May 21, 2014


Pornography is defined as printed or visual material containing the explicit description or display of sexual organs or activity, intended to stimulate erotic (rather than aesthetic or emotional) feelings. Though pornography is most popular in the visual form, printed material is just as degrading and harmful- and men aren’t the only ones struggling with this type of addiction.

 Pornography is a growing trend among women. Of the online porn viewers, 72 percent are men and 28 percent are women. According to a study by the Pew Research Center, the number of women who view porn online has quadrupled in the last three years. 

 Not only are those numbers increasing, but the number of women who access pornography in print form, such as explicit romance novels, is increasing as well.

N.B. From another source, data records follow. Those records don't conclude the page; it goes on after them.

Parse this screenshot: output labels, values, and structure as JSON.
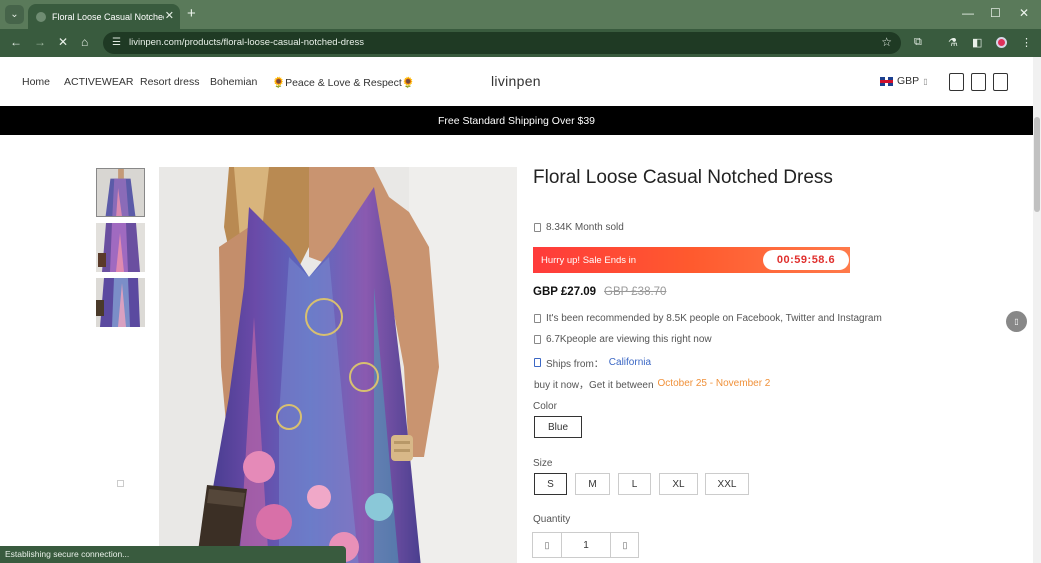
{
  "browser": {
    "tab_title": "Floral Loose Casual Notched D",
    "url": "livinpen.com/products/floral-loose-casual-notched-dress",
    "status_text": "Establishing secure connection..."
  },
  "nav": {
    "links": [
      "Home",
      "ACTIVEWEAR",
      "Resort dress",
      "Bohemian",
      "🌻Peace & Love & Respect🌻"
    ],
    "logo": "livinpen",
    "currency": "GBP"
  },
  "banner": "Free Standard Shipping Over $39",
  "product": {
    "title": "Floral Loose Casual Notched Dress",
    "month_sold": "8.34K Month sold",
    "sale_text": "Hurry up! Sale Ends in",
    "countdown": "00:59:58.6",
    "price": "GBP £27.09",
    "old_price": "GBP £38.70",
    "recommended": "It's been recommended by 8.5K people on Facebook, Twitter and Instagram",
    "viewing": "6.7Kpeople are viewing this right now",
    "ships_label": "Ships from：",
    "ships_from": "California",
    "delivery_prefix": "buy it now，Get it between",
    "delivery_start": "October 25",
    "delivery_sep": " - ",
    "delivery_end": "November 2",
    "color_label": "Color",
    "color_option": "Blue",
    "size_label": "Size",
    "sizes": [
      "S",
      "M",
      "L",
      "XL",
      "XXL"
    ],
    "quantity_label": "Quantity",
    "quantity": "1"
  },
  "colors": {
    "tab_bar": "#5a7a5a",
    "toolbar": "#395b3e",
    "banner": "#000000",
    "sale_gradient_start": "#ff3b3b",
    "countdown_text": "#e0302e",
    "link": "#3b67c4",
    "delivery_date": "#f0913a"
  }
}
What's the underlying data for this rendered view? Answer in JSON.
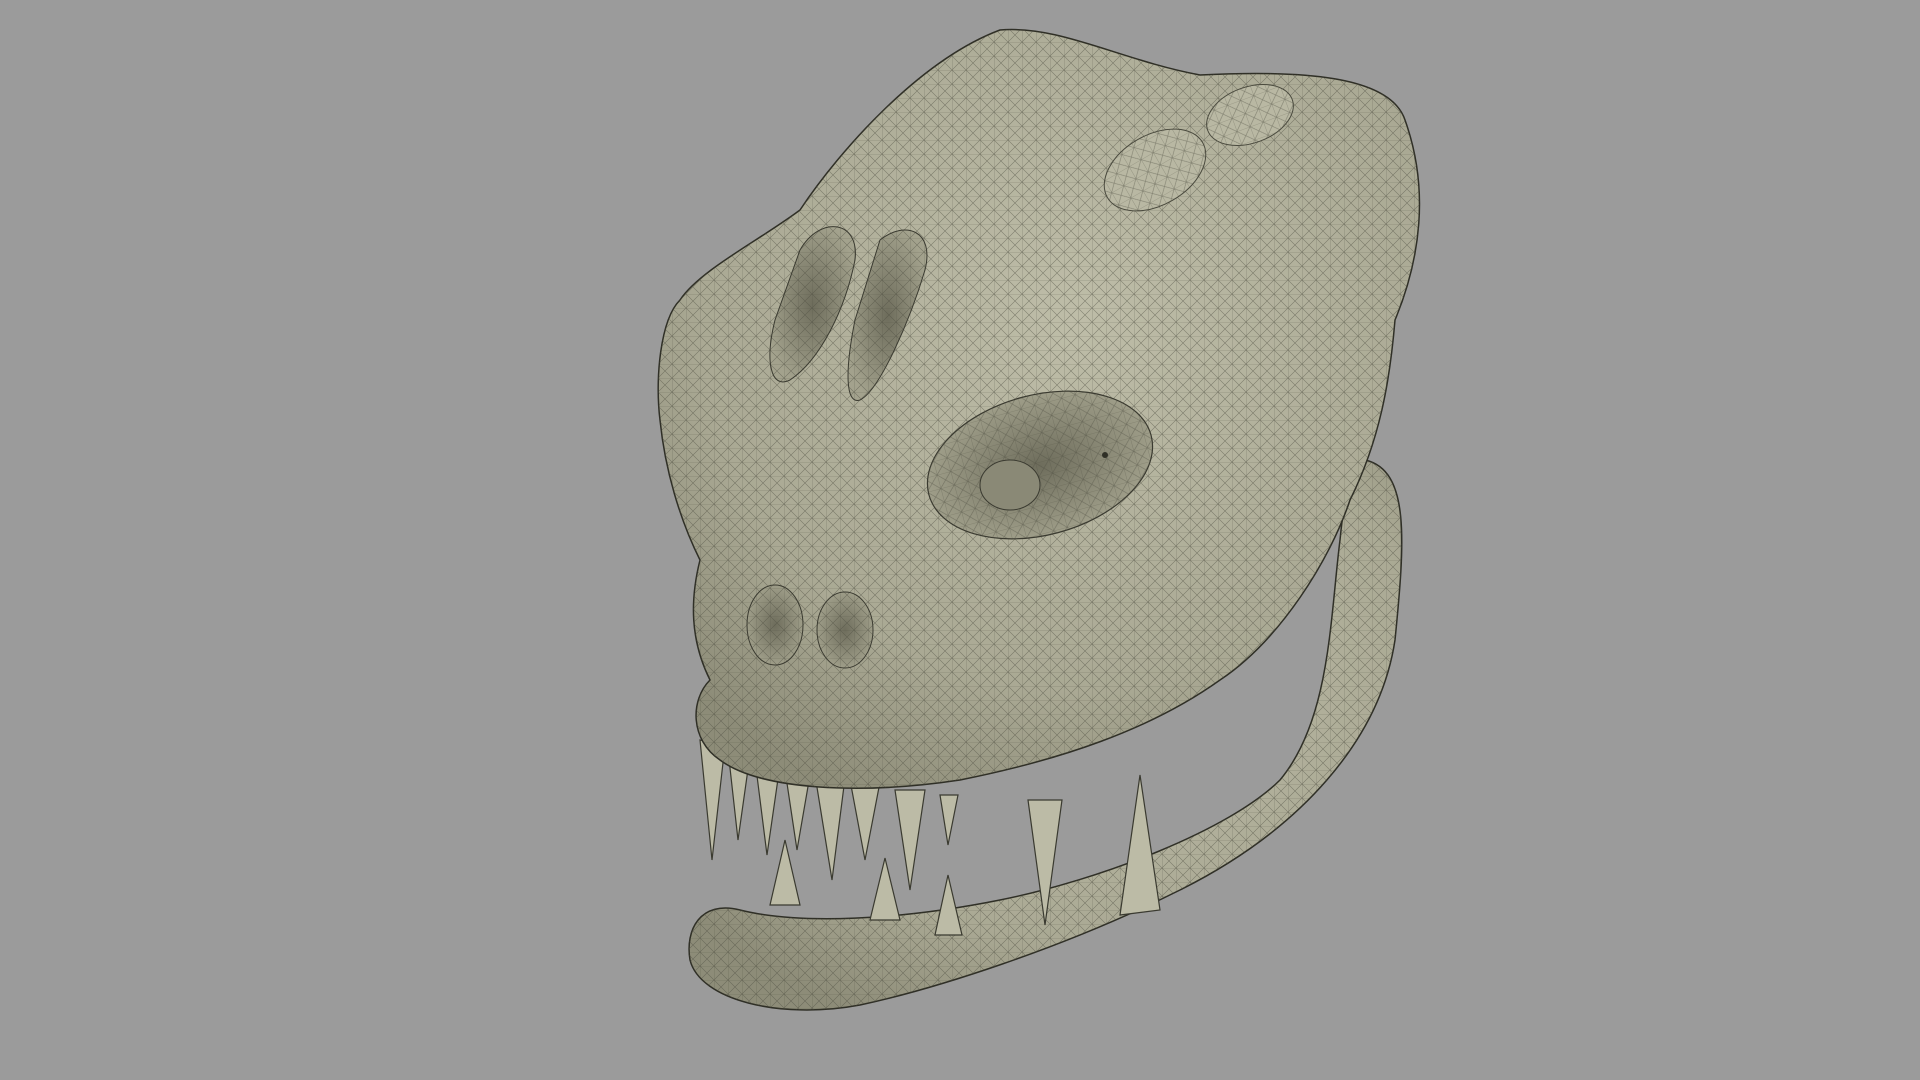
{
  "viewport": {
    "background_color": "#9b9b9b",
    "subject": "skull-mesh",
    "shading": "wireframe-on-shaded",
    "surface_color": "#b3b29d",
    "shadow_color": "#8d8c78",
    "wire_color": "#4a4a3e"
  }
}
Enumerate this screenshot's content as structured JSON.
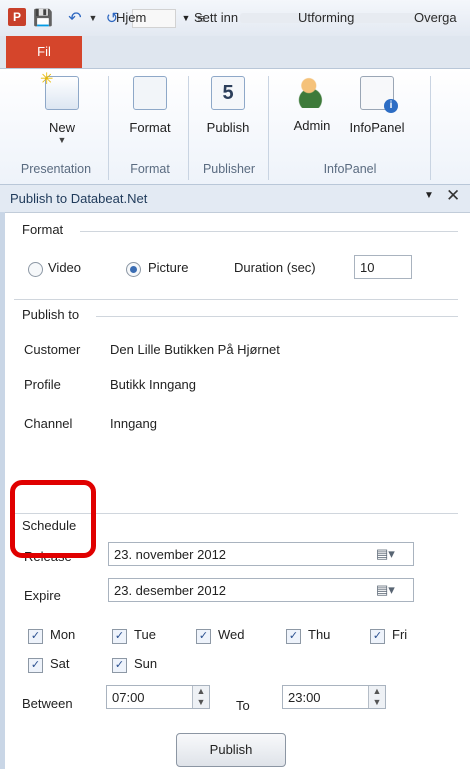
{
  "qat": {
    "app_logo": "P",
    "icons": [
      "save-icon",
      "undo-icon",
      "redo-icon"
    ]
  },
  "tabs": {
    "active": "Fil",
    "items": [
      "Hjem",
      "Sett inn",
      "Utforming",
      "Overga"
    ]
  },
  "ribbon": {
    "buttons": {
      "new": "New",
      "format": "Format",
      "publish": "Publish",
      "admin": "Admin",
      "infopanel": "InfoPanel"
    },
    "groups": {
      "presentation": "Presentation",
      "format": "Format",
      "publisher": "Publisher",
      "infopanel": "InfoPanel"
    }
  },
  "pane": {
    "title": "Publish to Databeat.Net",
    "menu_glyph": "▼",
    "close_glyph": "✕"
  },
  "format_section": {
    "label": "Format",
    "video_label": "Video",
    "picture_label": "Picture",
    "selected": "Picture",
    "duration_label": "Duration (sec)",
    "duration_value": "10"
  },
  "publish_to": {
    "label": "Publish to",
    "customer_label": "Customer",
    "customer_value": "Den Lille Butikken På Hjørnet",
    "profile_label": "Profile",
    "profile_value": "Butikk Inngang",
    "channel_label": "Channel",
    "channel_value": "Inngang"
  },
  "schedule": {
    "label": "Schedule",
    "release_label": "Release",
    "release_value": "23. november 2012",
    "expire_label": "Expire",
    "expire_value": "23. desember 2012",
    "days": [
      "Mon",
      "Tue",
      "Wed",
      "Thu",
      "Fri",
      "Sat",
      "Sun"
    ],
    "days_checked": [
      true,
      true,
      true,
      true,
      true,
      true,
      true
    ],
    "between_label": "Between",
    "from_value": "07:00",
    "to_label": "To",
    "to_value": "23:00"
  },
  "publish_button": "Publish",
  "colors": {
    "file_tab": "#d5452b",
    "highlight": "#e00000",
    "accent": "#3b6db3"
  }
}
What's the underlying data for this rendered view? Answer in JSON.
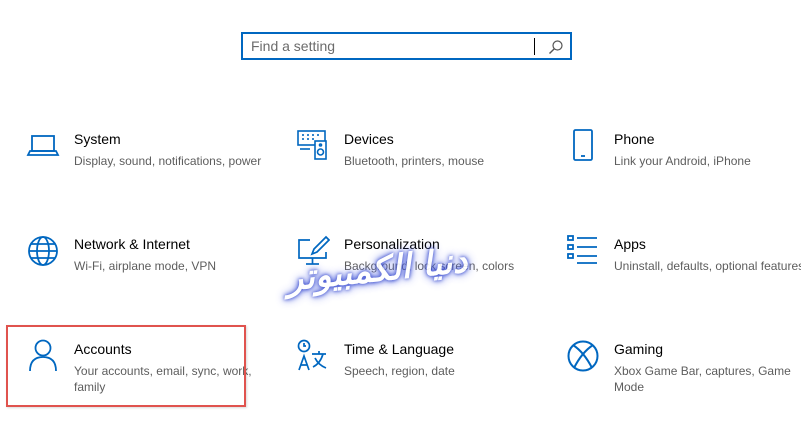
{
  "search": {
    "placeholder": "Find a setting",
    "value": ""
  },
  "tiles": [
    {
      "title": "System",
      "desc": "Display, sound, notifications, power",
      "icon": "laptop-icon"
    },
    {
      "title": "Devices",
      "desc": "Bluetooth, printers, mouse",
      "icon": "keyboard-speaker-icon"
    },
    {
      "title": "Phone",
      "desc": "Link your Android, iPhone",
      "icon": "phone-icon"
    },
    {
      "title": "Network & Internet",
      "desc": "Wi-Fi, airplane mode, VPN",
      "icon": "globe-icon"
    },
    {
      "title": "Personalization",
      "desc": "Background, lock screen, colors",
      "icon": "paintbrush-monitor-icon"
    },
    {
      "title": "Apps",
      "desc": "Uninstall, defaults, optional features",
      "icon": "apps-list-icon"
    },
    {
      "title": "Accounts",
      "desc": "Your accounts, email, sync, work, family",
      "icon": "person-icon"
    },
    {
      "title": "Time & Language",
      "desc": "Speech, region, date",
      "icon": "time-language-icon"
    },
    {
      "title": "Gaming",
      "desc": "Xbox Game Bar, captures, Game Mode",
      "icon": "xbox-icon"
    }
  ],
  "watermark": "دنيا الكمبيوتر",
  "colors": {
    "accent": "#0067c0",
    "highlight": "#e0534e",
    "description": "#5d5d5d"
  }
}
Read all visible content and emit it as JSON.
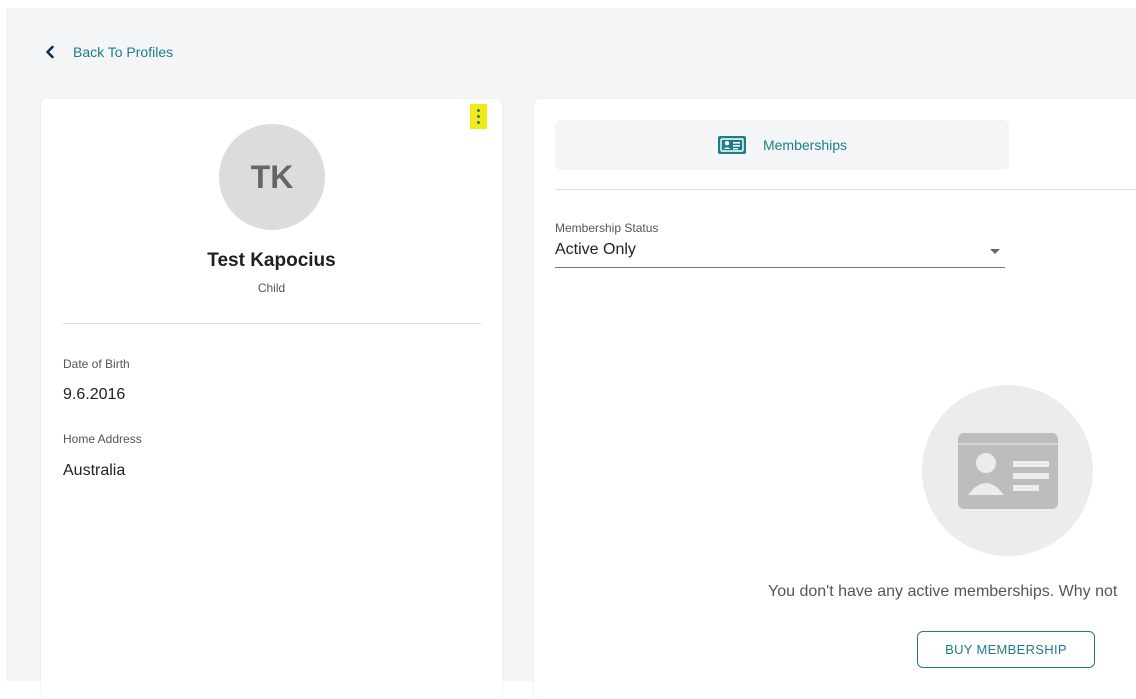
{
  "navigation": {
    "back_label": "Back To Profiles"
  },
  "profile": {
    "initials": "TK",
    "name": "Test Kapocius",
    "role": "Child",
    "fields": [
      {
        "label": "Date of Birth",
        "value": "9.6.2016"
      },
      {
        "label": "Home Address",
        "value": "Australia"
      }
    ]
  },
  "memberships": {
    "tab_label": "Memberships",
    "status_filter": {
      "label": "Membership Status",
      "selected": "Active Only"
    },
    "empty_message": "You don't have any active memberships. Why not",
    "buy_button_label": "BUY MEMBERSHIP"
  },
  "icons": {
    "back": "chevron-left-icon",
    "menu": "more-vertical-icon",
    "tab": "id-card-icon",
    "empty_state": "id-card-icon"
  },
  "colors": {
    "accent": "#1b7e87",
    "highlight": "#f2ea17",
    "page_background": "#f4f5f6",
    "avatar_background": "#dcdcdc"
  }
}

 Women naturally have a desire for emotional connection and literature can fulfill that in ways that visual pornography cannot. Although different, the two forms act in the same way: arousal of the reader over and over to a point that the intake must be increased for the same stimulation (quickly turning into an addiction.) 

 Because pornography and sexual addiction are often regarded as a man’s habit, it can be intimidating for women to admit their addiction. Surprisingly, women’s addiction to pornography is silent and widespread. In fact, 70 percent of women admit to keeping their steamy online activities a secret. 

 Men and women may suffer from their addictions in different ways, but they are equally affected by their actions. When women regularly view or read pornography, they suffer from depression and a low self-esteem. There are support groups available for women struggling with this addiction.

Net Nanny provides software to help avoid online temptations and block websites. For more information about the effects of pornography, visit

Russ Warner

CEO of ContentWatch-makers of Net Nanny